The family charter is the core document that guides a family business into the future. It covers everything from the family’s vision and values to how the family manages money, supports family members, manages succession, sets up its board, defines who is on the family council and how the family resolves conflict.
It is important – and it only works because there is a real sense of buy-in from the family.
For this buy-in to exist, the family must see the relevance of and agree to the concepts, decisions and agreements in the charter.
And here is the rub…
How do we get the necessary emotional buy-in to make our family charter relevant?

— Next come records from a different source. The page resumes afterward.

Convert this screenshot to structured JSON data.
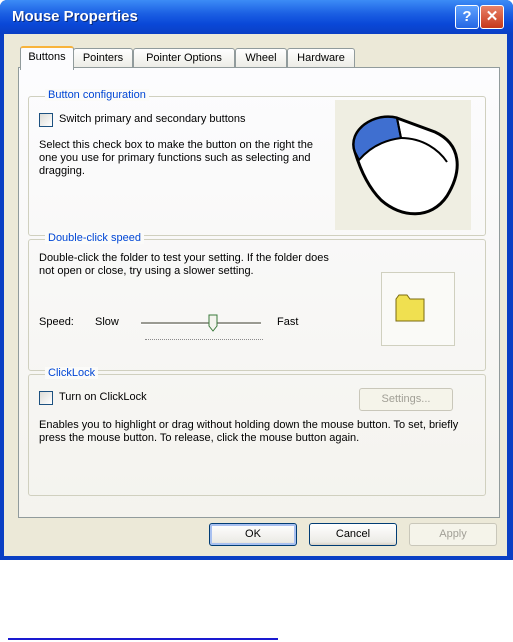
{
  "window": {
    "title": "Mouse Properties",
    "help_glyph": "?",
    "close_glyph": "✕"
  },
  "tabs": [
    {
      "label": "Buttons",
      "active": true
    },
    {
      "label": "Pointers"
    },
    {
      "label": "Pointer Options"
    },
    {
      "label": "Wheel"
    },
    {
      "label": "Hardware"
    }
  ],
  "button_config": {
    "title": "Button configuration",
    "checkbox_label": "Switch primary and secondary buttons",
    "checked": false,
    "description": "Select this check box to make the button on the right the one you use for primary functions such as selecting and dragging."
  },
  "double_click": {
    "title": "Double-click speed",
    "description": "Double-click the folder to test your setting. If the folder does not open or close, try using a slower setting.",
    "speed_label": "Speed:",
    "slow_label": "Slow",
    "fast_label": "Fast",
    "speed_level": 0.6
  },
  "clicklock": {
    "title": "ClickLock",
    "checkbox_label": "Turn on ClickLock",
    "checked": false,
    "settings_label": "Settings...",
    "description": "Enables you to highlight or drag without holding down the mouse button. To set, briefly press the mouse button. To release, click the mouse button again."
  },
  "footer": {
    "ok_label": "OK",
    "cancel_label": "Cancel",
    "apply_label": "Apply"
  },
  "colors": {
    "titlebar": "#0a48d8",
    "accent_tab": "#f8b33b",
    "group_title": "#0046d5",
    "folder": "#f0e050",
    "mouse_button": "#3f6fd0"
  }
}
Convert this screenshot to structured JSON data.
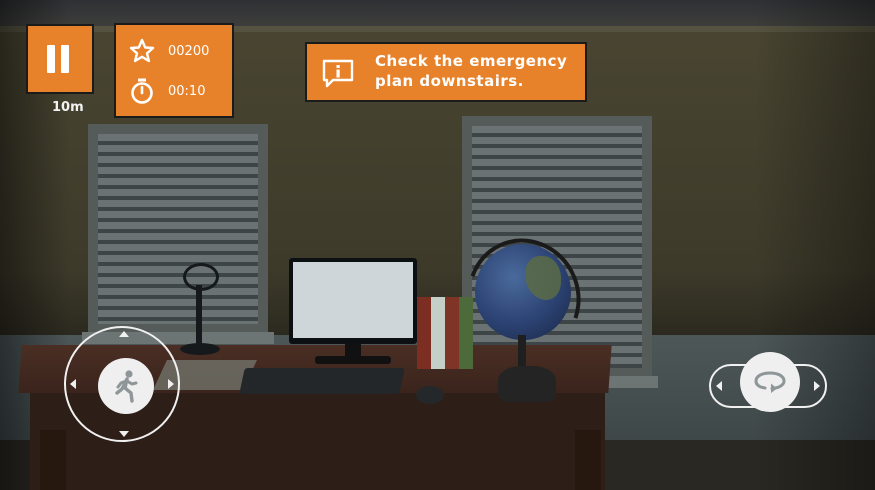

Firstly, let’s think through exactly who needs to buy into this. Is it mum, dad, the kids? What about in-laws? What about grandchildren? Or other members of the family (adopted kids, for example)? All of whom may well be affected by decisions made in the family charter—both good (access to opportunities and money) and challenging (rules about coming into the business, pre-nuptial agreements, etc).
If we want all family members to adhere and be happy to adhere to the principles and decisions in the family charter, then it is critical that:
- They fully understand and agree with what is in there.
- They fully understand and agree with why it is in there.
- They feel a sense of ownership and belonging to the document — otherwise, it’s other people’s words.
- They agree with the decisions and see sense in agreeing to them — usually after much discussion and thinking time.
- They are happy with how the family charter will influence their children (who will be affected by decisions in the family charter).
This is a process that takes time and effort.
So how do we do this? How do we build this buy-in?
In terms of getting buy-in when writing the family charter, the obvious (but challenging) answer is to include everyone you consider family in the meetings where you are discussing and writing your family charter. And we have done this — as we have written before, we have had 16 family members in the room—everyone from the grandmother to the 15-year-old grandson—it was a fantastic process.
This decision did not happen overnight — we spent numerous hours with the grandmother and the current generation discussing who should be in the room, whether it was OK to cover all the issues that needed to be covered, and ultimately answer the question: Who is family, for them?
One of the main challenges is that family relationships, in their varying degrees, are inherently complex. Some families are uncomfortable with getting everyone in the room, so the other option is to engage people in key parts of the process — this is particularly important for the in-laws.
Sometimes, this is due to pure logistics; getting 16 people in a room for a day (let alone five days) is a big ask — there are children to look after, jobs to do, etc. So, we have had family meetings with members who can make it and, between meetings, get them to show the latest draft to their partners/spouses and get their feedback. We then also get the partners to come in for parts of the meetings that they can make — this could be a lunch or a drink afterwards, and they can then hear from us how things are going and ask us any questions.
This process works well.
There are other iterations of how you can do this, but keep in mind the aim: to get the buy-in of family members on decisions made and then written down in the family charter that they all agree to adhere to.
To discuss this and any other issues around your family business, please get in touch with Philip at email@example.com.